HD monitors: The cheapest monitors available on the market today are those with HD resolution, equal to 1280 × 720 pixels in 16: 9 aspect ratio. To date, they are a bit anachronistic and we do not recommend them, unless you are very demanding and want to spend the bare minimum.

Full HD monitors: They have a resolution of 1920 x 1080 pixels and are currently the best solution in terms of value for money. They are also ideal for games. The recommended dimensions for this type of screen range from 21 ″ to 27 ″, also because if you play too close on a large screen, you risk eye strain.

Other characteristics of the screen image

Response times – one of the main features to look at before buying a monitor is also response times, which is the number of milliseconds a pixel takes to change its state on the screen (this setting is fundamental for gaming, and it should be as low as possible if you need a monitor to play)

Frame rate: This metric is used to indicate the number of frames “rendered” per second by the computer graphics card (FPS) and establishes the smoothness of animations and any movement. It is mainly used in video games or multimedia content.

Refresh rate: represents the refresh rate of the image on the screen, that is, the number of times the image is redrawn on the display every second (measured in Hz). The last two settings are better when they are higher. In addition, NVidia G-Sync and AMD FreeSync technologies have recently appeared among the most demanding gamers. They allow you to synchronize the frame rate to the screen refresh rate, in order to avoid the reproduction of annoying artifacts

HDR (High Dynamic Range): Indicates the ability of the monitor to reproduce a wider range of colors, including shadows and reflections that SDR (Standard Dynamic Range) monitors cannot display. It is an exceptional innovation, because this model offers very high quality static images. For example, an HDR monitor can reproduce very bright lights and dark shadows in the same frame, without burning the first or obscuring the details of the second.

Glossy or Matte Display: Displays can have a glossy or matte finish. Those with a matte surface avoid reflections, those with a glossy finish rather have more problems with reflections but ensure more vivid colors (so, in theory, they also tire the eyes more easily).

The connection

Each PC monitor is connected to the computer’s graphics card via a cable. However, there are different types of connectors offering different transfer speeds. Obviously, all the connections are not present on all screens and all graphics cards. Here are the main connectors:
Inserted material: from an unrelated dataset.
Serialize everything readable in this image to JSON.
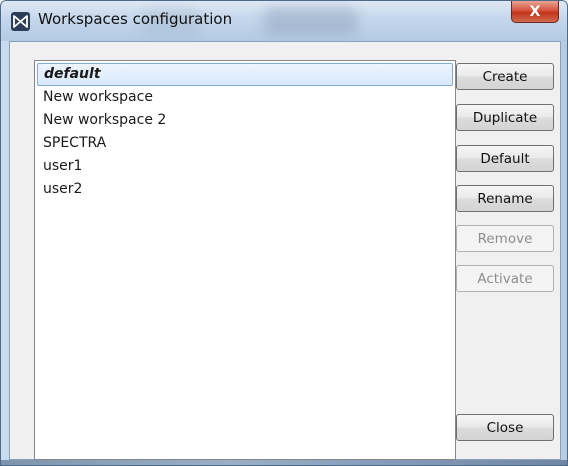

VGA: An obsolete connector for modern video cards, compatible exclusively with samples from years past.

DVI: the successor to D-SUB, is included in almost all modern monitors. Qualitatively and quickly transmits a signal, thus offering an increase in maximum resolution.

HDMI: has more bandwidth than DVI. Supports all resolutions up to 4K. It can transmit both audio and video signals, thanks to which it can be used to connect not only to the central unit, but also to other multimedia equipment.

DisplayPort: One of the most used connectors on current graphics cards. It allows without problem to display an image in 4K resolution, even beyond.